# PROBLEM TO SOLVE
What lines of the data below include the word "piersiowej"? Report them by copying each.

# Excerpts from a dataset
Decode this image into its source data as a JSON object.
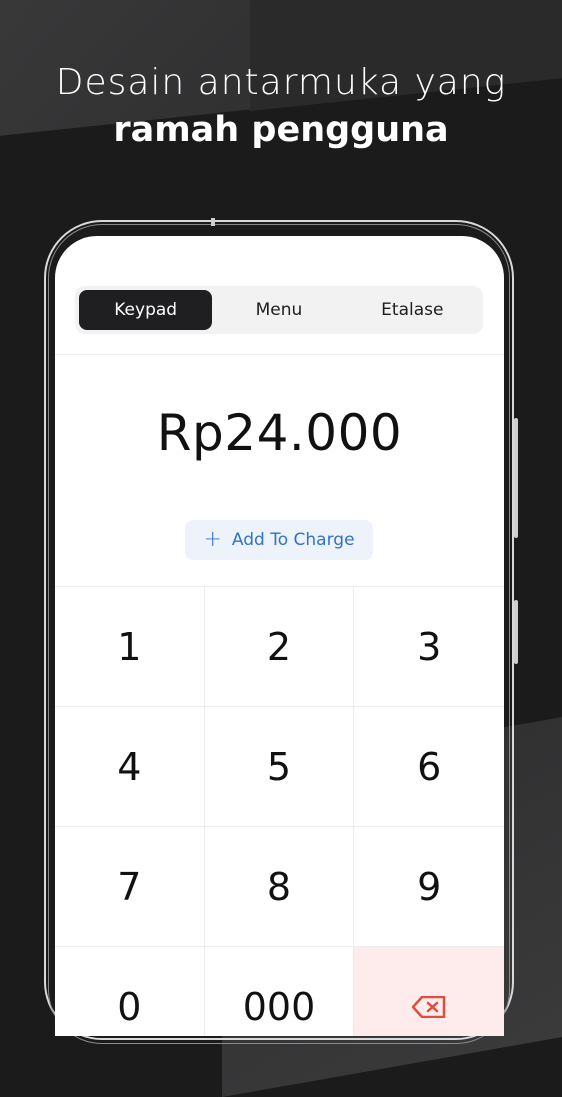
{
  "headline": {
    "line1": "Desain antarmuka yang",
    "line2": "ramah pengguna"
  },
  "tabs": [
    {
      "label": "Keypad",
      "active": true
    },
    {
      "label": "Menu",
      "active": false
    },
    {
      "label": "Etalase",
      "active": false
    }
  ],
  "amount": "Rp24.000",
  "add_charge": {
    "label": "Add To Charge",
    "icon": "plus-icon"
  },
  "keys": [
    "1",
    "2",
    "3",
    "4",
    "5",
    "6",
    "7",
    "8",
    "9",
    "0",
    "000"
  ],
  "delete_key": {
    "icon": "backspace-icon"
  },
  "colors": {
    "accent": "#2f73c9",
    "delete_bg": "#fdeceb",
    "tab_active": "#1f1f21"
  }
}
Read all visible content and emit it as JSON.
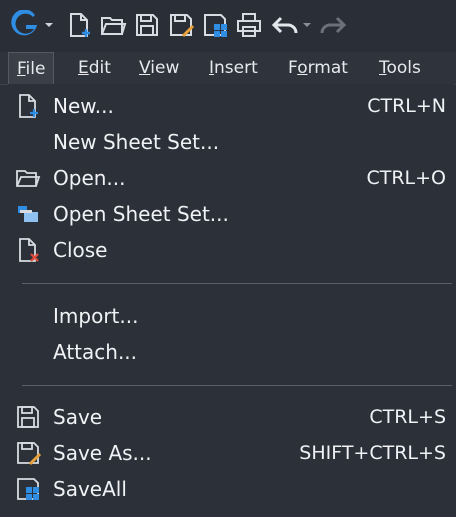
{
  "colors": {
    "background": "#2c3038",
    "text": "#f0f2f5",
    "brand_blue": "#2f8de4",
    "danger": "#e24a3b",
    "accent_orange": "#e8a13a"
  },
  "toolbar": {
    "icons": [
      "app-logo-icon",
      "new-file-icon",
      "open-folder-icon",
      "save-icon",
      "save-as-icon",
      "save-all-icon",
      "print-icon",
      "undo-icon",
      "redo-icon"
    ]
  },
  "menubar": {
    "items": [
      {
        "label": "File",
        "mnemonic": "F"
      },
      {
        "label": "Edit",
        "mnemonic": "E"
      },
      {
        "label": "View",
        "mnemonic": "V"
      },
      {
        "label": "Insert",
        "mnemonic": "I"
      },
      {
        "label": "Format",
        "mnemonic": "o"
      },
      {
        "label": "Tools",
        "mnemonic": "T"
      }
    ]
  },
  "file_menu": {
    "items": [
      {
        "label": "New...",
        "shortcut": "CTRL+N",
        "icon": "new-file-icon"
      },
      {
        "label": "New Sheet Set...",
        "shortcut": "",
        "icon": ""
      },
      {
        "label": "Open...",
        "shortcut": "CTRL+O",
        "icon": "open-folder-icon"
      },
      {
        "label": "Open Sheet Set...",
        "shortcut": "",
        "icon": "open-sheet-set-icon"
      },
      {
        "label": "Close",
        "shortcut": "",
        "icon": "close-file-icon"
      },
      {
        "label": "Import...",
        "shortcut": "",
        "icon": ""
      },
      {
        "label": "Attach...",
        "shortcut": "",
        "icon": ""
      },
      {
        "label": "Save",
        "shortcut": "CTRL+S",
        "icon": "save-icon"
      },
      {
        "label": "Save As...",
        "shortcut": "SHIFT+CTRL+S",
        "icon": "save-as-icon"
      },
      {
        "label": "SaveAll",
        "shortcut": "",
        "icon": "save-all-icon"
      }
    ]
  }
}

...

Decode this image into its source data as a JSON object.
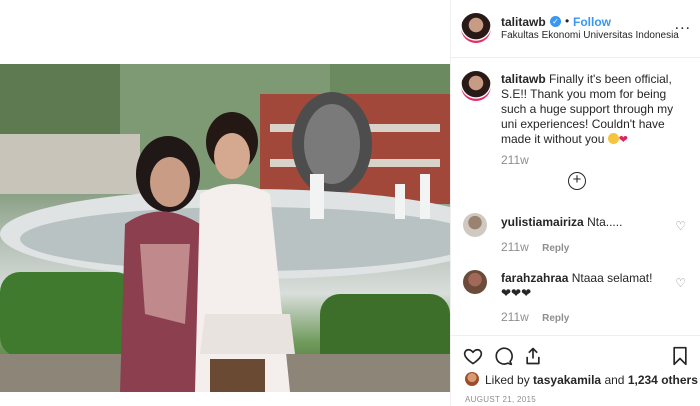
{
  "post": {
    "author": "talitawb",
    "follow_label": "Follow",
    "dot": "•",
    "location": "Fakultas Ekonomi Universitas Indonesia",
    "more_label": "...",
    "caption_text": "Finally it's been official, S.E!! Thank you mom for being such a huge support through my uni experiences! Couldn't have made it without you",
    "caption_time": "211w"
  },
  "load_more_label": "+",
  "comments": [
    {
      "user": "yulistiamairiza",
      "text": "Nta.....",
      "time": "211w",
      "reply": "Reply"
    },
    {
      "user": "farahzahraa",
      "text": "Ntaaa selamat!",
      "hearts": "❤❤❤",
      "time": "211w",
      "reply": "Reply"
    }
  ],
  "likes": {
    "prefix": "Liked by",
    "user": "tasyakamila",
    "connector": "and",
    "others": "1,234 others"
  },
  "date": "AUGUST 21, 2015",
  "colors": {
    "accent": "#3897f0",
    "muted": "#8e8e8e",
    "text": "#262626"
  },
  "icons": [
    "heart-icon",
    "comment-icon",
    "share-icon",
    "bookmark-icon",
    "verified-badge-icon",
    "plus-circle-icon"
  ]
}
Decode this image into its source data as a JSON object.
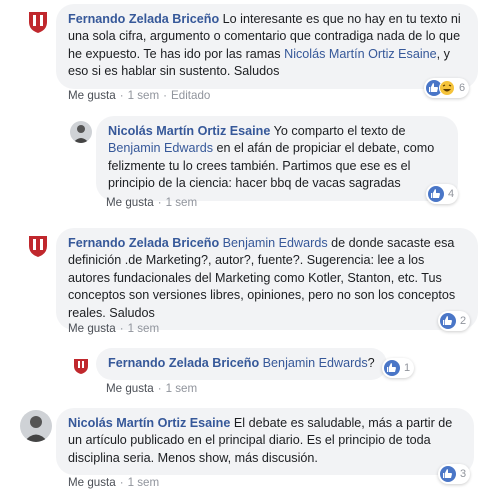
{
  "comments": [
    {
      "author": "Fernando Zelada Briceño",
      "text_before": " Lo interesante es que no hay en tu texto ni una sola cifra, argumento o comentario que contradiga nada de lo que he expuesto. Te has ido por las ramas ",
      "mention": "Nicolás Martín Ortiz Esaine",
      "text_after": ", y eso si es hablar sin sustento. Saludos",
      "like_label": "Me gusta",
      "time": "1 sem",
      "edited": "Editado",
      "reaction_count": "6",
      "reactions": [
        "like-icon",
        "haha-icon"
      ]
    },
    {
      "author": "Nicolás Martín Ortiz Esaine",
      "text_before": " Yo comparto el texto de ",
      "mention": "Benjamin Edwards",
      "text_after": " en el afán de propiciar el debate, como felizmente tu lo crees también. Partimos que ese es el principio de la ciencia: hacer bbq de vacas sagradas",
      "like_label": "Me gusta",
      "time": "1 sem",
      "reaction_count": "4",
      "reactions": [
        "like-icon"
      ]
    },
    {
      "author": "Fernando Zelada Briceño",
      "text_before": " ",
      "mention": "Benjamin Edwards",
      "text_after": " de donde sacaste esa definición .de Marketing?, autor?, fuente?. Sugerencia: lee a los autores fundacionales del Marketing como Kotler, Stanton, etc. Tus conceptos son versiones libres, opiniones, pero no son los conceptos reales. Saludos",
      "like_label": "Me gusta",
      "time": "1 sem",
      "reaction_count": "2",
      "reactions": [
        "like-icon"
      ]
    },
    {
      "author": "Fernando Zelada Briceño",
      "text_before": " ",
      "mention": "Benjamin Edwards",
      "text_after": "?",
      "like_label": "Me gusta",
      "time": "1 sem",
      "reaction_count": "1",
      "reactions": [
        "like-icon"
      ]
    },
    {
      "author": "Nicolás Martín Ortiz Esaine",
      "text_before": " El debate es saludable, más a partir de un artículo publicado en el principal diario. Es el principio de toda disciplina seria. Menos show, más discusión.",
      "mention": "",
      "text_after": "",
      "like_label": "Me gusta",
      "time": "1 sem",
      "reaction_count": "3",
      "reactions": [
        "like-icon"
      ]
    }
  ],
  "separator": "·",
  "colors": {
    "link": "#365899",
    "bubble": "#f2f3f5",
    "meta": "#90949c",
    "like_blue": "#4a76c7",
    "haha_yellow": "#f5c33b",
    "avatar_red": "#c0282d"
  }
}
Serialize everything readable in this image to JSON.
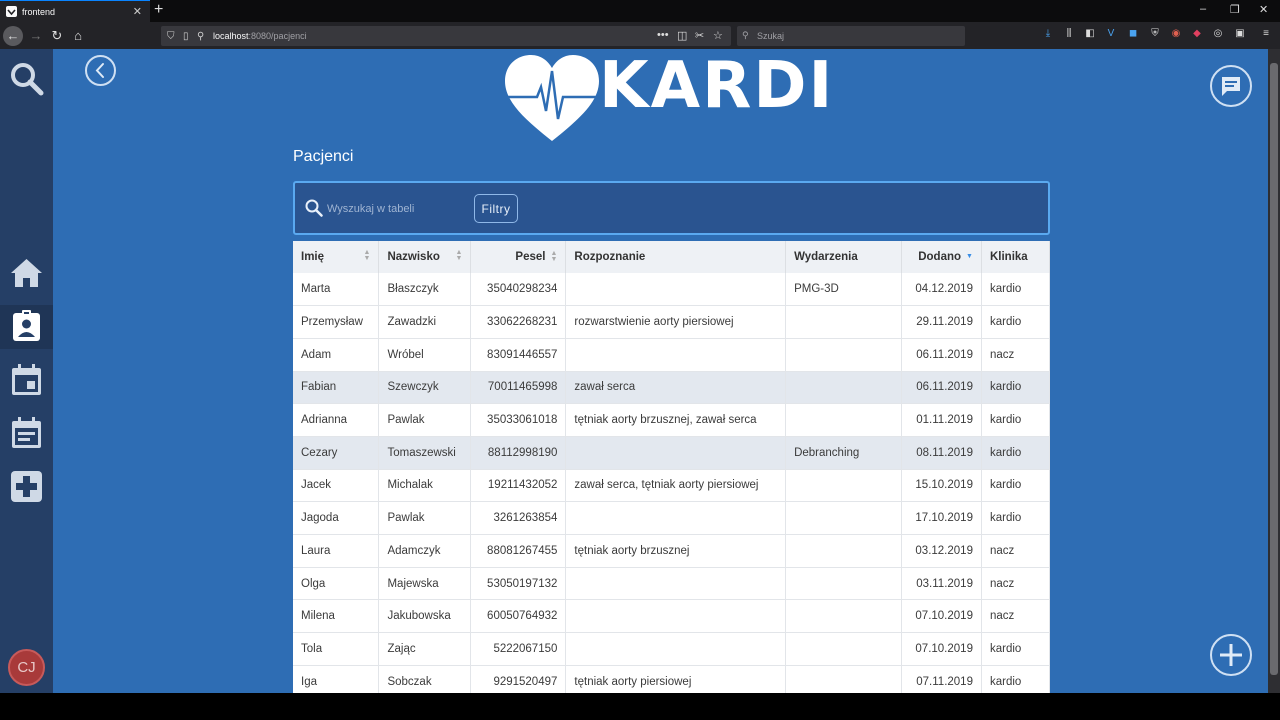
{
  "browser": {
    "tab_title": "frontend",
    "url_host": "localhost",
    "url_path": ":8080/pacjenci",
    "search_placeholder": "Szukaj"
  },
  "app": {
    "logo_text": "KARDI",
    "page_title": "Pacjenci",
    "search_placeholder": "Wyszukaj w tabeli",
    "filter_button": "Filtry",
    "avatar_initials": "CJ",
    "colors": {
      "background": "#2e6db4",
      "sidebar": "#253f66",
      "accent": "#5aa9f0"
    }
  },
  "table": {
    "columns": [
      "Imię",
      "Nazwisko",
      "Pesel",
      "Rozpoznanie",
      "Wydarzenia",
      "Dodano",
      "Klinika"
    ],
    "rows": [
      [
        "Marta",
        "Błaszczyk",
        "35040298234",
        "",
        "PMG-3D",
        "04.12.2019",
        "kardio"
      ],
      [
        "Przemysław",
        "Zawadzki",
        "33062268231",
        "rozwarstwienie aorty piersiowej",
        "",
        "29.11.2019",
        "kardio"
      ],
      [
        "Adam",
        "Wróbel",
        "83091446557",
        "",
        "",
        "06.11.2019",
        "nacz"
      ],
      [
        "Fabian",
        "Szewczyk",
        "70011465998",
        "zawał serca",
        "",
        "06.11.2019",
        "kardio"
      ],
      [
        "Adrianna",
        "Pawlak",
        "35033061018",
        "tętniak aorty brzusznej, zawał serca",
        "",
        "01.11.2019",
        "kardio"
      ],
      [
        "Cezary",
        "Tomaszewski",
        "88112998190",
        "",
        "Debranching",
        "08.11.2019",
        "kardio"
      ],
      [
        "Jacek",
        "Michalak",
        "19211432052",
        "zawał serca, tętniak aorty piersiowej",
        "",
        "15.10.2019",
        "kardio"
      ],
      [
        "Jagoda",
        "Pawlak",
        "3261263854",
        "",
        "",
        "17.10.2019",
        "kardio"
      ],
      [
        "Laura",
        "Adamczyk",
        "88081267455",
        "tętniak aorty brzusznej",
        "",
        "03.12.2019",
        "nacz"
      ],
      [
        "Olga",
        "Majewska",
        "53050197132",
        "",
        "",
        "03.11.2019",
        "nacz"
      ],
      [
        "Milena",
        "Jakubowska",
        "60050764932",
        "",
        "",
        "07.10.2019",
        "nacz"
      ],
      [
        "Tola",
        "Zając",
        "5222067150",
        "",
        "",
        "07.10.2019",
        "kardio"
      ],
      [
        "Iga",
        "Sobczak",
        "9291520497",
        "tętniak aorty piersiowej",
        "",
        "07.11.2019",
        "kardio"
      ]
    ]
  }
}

# SOLVED EXERCISE
        "rozwarstwienie aorty piersiowej",
        "zawał serca, tętniak aorty piersiowej",
        "tętniak aorty piersiowej",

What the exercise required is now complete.